Help support the American Diabetes Association and National Diabetes Month! Our goal is to raise national awareness about this growing epidemic and to provide online resources for people living with this condition. During the month of November, $1 will be donated to the American Diabetes Association for anyone with diabetes who shares their story at www.callingalltypes.com. I would like to ask for you to share this information with family, friends and co-workers - anyone who is affected by this condition so we can reach our ultimate goal of $10,000! Thank you so much for your support.View Thread

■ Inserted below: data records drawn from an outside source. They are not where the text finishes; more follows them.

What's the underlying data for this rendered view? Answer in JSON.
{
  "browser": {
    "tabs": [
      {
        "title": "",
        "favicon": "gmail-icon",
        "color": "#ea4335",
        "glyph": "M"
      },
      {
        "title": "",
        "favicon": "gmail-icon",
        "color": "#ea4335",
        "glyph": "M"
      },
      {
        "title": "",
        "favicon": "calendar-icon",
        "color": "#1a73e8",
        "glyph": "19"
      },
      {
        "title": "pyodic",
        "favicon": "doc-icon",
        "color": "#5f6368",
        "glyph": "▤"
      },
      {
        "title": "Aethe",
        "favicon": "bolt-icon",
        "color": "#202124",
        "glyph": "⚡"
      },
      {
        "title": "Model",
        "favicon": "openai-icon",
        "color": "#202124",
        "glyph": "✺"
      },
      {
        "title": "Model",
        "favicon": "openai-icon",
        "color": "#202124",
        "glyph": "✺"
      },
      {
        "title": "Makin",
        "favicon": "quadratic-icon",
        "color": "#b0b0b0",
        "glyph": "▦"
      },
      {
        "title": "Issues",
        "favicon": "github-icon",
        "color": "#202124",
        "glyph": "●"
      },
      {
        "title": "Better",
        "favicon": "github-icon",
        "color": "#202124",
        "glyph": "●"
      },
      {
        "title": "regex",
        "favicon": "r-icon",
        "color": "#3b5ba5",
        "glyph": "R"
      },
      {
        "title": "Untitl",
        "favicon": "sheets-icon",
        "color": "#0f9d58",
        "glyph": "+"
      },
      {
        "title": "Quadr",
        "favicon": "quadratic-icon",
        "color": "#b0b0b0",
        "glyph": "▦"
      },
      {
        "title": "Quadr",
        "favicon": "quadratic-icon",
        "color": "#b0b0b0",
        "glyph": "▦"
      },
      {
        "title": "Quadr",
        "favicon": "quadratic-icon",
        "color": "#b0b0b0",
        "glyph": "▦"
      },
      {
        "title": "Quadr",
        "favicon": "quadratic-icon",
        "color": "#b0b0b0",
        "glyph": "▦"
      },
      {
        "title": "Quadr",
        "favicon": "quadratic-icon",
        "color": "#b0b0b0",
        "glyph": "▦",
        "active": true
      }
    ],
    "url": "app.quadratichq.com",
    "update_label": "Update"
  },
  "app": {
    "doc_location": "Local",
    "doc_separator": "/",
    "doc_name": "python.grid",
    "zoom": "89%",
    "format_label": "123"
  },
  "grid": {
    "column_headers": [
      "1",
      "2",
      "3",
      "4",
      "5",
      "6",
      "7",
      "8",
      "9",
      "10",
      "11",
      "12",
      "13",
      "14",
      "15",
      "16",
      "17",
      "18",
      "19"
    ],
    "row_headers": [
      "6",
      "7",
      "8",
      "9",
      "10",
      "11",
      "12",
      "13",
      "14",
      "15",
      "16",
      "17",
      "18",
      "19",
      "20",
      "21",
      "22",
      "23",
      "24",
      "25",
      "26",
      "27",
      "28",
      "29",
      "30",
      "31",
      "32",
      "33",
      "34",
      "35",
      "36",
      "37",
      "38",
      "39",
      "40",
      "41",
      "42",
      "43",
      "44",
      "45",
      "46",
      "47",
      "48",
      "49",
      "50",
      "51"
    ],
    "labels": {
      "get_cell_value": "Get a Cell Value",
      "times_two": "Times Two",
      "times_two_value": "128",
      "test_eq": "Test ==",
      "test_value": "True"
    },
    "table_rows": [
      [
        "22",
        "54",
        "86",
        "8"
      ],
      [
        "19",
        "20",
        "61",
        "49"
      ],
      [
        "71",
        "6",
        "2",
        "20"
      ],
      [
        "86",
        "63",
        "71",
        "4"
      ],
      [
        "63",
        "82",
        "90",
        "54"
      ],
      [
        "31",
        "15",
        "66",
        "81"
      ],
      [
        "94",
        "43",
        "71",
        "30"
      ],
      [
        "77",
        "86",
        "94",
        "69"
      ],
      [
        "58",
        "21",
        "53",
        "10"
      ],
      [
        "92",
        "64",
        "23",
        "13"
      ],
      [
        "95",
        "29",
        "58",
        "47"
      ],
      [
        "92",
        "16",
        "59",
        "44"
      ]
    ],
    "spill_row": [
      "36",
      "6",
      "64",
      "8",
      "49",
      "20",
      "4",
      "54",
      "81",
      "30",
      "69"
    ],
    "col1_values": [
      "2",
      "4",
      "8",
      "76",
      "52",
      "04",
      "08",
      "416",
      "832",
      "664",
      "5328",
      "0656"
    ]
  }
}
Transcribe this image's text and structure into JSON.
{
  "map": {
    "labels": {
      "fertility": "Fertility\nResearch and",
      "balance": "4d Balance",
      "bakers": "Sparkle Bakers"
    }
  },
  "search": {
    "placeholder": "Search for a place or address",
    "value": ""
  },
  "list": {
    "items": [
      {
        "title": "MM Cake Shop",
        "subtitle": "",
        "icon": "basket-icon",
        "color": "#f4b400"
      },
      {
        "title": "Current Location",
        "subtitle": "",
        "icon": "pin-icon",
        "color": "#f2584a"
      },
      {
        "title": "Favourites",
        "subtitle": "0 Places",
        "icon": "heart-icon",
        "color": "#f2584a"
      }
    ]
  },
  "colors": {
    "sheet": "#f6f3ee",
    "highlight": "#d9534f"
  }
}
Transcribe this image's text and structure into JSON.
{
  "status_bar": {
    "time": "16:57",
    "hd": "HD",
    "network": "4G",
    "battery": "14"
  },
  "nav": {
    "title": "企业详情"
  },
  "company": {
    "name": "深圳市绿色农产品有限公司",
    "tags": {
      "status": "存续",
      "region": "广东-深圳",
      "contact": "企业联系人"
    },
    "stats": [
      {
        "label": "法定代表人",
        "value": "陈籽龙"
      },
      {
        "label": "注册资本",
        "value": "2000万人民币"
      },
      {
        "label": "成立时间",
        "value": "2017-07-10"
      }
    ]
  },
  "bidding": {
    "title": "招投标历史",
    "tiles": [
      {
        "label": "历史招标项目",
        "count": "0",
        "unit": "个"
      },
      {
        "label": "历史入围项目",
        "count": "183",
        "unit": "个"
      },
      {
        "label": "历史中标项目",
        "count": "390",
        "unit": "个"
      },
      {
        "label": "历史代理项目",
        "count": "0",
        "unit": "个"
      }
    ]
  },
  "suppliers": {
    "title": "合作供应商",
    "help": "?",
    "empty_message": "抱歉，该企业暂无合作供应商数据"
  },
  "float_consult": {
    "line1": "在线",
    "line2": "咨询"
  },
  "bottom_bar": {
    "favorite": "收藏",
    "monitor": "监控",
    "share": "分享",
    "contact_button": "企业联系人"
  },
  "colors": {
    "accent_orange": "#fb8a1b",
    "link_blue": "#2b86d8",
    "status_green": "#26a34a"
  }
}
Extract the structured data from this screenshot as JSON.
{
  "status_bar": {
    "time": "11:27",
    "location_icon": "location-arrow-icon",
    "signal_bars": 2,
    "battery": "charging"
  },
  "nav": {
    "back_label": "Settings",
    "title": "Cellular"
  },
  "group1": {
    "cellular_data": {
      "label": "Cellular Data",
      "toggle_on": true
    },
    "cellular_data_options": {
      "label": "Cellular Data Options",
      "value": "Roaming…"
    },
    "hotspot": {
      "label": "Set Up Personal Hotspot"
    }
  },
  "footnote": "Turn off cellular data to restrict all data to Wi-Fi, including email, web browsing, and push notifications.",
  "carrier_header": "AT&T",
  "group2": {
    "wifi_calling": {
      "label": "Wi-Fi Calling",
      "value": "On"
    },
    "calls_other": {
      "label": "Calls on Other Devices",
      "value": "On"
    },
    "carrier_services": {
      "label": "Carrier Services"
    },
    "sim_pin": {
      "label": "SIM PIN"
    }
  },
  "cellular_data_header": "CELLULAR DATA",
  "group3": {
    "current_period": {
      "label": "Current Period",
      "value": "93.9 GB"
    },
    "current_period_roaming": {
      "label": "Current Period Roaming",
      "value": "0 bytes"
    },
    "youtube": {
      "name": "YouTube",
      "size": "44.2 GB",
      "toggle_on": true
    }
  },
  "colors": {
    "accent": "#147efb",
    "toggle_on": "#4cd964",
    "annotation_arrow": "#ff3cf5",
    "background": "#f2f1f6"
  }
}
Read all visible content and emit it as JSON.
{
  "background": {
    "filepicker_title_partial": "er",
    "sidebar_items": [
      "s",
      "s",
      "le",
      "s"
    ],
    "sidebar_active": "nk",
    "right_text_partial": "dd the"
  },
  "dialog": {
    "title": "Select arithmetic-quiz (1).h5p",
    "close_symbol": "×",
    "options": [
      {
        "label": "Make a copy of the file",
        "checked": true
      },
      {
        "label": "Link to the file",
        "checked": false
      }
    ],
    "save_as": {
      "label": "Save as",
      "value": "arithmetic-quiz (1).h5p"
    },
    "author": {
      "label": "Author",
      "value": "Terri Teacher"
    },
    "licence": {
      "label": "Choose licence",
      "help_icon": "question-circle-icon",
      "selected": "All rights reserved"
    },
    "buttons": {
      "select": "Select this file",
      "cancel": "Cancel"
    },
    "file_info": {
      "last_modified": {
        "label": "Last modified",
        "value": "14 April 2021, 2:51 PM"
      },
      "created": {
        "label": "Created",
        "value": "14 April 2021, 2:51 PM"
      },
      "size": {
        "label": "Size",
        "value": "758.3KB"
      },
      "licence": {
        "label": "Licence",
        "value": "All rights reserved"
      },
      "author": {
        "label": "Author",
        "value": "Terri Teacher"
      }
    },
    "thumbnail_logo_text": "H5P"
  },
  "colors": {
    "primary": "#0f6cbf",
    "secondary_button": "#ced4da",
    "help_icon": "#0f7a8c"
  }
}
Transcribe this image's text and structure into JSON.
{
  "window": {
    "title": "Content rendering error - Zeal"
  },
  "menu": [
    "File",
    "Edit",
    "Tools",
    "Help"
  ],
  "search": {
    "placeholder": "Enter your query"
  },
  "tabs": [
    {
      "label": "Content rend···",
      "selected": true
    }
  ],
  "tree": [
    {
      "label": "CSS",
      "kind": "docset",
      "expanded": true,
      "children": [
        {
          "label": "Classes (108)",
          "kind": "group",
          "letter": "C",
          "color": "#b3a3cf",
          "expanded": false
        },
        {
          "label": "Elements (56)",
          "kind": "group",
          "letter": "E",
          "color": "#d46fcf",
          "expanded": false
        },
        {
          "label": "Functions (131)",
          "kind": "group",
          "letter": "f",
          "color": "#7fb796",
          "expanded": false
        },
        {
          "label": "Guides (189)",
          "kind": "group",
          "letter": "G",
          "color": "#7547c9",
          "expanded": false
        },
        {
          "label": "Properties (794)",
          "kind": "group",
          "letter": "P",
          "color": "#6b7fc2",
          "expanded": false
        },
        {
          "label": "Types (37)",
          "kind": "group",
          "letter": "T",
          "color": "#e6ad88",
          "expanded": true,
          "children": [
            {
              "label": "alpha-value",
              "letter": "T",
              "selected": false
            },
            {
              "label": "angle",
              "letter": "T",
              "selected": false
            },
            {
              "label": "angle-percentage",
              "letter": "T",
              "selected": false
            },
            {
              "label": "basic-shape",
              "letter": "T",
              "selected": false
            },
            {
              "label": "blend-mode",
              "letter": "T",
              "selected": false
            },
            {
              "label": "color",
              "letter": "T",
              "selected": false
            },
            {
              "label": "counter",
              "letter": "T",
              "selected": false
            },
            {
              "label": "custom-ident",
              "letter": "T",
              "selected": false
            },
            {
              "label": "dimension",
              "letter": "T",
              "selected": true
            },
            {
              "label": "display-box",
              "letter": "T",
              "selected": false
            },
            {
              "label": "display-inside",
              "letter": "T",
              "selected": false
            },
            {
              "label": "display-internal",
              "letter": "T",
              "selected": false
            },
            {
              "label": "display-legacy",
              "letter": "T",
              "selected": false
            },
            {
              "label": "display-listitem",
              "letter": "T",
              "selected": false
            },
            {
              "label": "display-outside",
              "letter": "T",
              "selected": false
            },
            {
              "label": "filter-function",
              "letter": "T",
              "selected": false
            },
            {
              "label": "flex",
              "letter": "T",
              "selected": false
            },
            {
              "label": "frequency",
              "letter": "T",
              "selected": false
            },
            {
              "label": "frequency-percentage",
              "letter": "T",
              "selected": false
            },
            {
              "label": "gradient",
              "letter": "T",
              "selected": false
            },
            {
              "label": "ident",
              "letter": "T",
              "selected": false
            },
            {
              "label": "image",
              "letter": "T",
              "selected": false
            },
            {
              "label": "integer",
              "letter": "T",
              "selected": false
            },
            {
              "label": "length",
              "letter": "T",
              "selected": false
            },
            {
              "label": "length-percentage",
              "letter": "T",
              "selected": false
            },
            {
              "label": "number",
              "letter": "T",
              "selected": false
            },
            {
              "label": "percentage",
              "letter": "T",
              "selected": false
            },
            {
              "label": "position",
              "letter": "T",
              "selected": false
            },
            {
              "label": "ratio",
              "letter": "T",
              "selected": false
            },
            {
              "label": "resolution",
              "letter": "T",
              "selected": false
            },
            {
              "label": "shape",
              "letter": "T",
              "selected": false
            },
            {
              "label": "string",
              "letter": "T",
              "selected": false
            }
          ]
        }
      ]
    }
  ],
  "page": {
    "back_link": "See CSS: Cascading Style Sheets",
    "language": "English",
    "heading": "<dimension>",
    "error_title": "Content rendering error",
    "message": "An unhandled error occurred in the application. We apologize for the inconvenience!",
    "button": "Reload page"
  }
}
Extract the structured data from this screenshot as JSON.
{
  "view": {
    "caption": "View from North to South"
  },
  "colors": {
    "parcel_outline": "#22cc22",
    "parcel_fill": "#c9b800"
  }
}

I would like to inform everyone of a new product I have developed to make managing diabetes easy for patients. We accept data from all pumps and meters and create easy to read dashboards and reports. My daughter has been a diabetic for 10 years and I have always been frustrated with the tools to manage her diabetes so with help from other diabetics and Riley Hospital for Children I created a tool set from a diabetic's perspective. Think about this as IPod (syncing the device meter/pump) meets Facebook (community/collaboration) meets rewards programs for compliance (CVS extra care) for diabetes. The tool is free for patients.
You are encouraged to report negative side effects of prescription drugs to the FDA. Visit the FDA MedWatch website or call 1-800-FDA-1088.
The opinions expressed in WebMD Communities are solely those of the User, who may or may not have medical or scientific training. These opinions do not represent the opinions of WebMD. Communities are not reviewed by a WebMD physician or any member of the WebMD editorial staff for accuracy, balance, objectivity, or any other reason except for compliance with our Terms and Conditions. Some of these opinions may contain information about treatments or uses of drug products that have not been approved by the U.S. Food and Drug Administration. WebMD does not endorse any specific product, service or treatment.
Do not consider Communities as medical advice. Never delay or disregard seeking professional medical advice from your doctor or other qualified healthcare provider because of something you have read on WebMD. You should always speak with your doctor before you start, stop, or change any prescribed part of your care plan or treatment. WebMD understands that reading individual, real-life experiences can be a helpful resource, but it is never a substitute for professional medical advice, diagnosis, or treatment from a qualified health care provider. If you think you may have a medical emergency, call your doctor or dial 911 immediately.